[Dataset entries]

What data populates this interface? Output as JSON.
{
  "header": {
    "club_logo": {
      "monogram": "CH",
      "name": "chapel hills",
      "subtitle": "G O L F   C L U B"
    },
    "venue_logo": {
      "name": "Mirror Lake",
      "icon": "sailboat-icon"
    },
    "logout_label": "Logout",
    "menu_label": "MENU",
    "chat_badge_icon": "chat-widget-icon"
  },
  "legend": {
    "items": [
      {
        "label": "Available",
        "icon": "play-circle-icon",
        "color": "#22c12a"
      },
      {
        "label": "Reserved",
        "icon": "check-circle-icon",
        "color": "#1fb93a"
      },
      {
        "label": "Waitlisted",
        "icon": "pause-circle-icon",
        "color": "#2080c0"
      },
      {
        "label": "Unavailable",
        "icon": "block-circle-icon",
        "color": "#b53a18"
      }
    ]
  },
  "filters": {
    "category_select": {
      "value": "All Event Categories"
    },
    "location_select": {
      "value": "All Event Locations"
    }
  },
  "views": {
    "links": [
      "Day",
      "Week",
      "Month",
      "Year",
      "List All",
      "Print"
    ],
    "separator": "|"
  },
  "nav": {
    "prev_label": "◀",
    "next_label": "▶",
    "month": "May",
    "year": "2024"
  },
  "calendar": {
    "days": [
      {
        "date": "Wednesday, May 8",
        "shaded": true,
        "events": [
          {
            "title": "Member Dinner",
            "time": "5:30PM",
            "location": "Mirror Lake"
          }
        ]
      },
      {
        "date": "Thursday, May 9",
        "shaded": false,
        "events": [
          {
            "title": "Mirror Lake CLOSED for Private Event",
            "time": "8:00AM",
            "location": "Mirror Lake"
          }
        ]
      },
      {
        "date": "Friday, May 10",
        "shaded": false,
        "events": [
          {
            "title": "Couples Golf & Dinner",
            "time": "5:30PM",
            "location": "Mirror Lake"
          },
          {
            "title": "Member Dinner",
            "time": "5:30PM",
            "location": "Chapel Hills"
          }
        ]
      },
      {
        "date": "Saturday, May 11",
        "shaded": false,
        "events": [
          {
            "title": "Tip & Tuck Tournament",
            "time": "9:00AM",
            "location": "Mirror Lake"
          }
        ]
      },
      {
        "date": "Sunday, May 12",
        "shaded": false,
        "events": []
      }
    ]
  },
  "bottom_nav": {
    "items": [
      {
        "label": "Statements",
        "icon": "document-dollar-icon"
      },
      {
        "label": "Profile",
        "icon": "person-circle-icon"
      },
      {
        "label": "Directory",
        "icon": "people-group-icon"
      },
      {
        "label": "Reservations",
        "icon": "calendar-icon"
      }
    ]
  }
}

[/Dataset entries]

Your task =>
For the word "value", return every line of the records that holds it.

Response area =>
      "value": "All Event Categories"
      "value": "All Event Locations"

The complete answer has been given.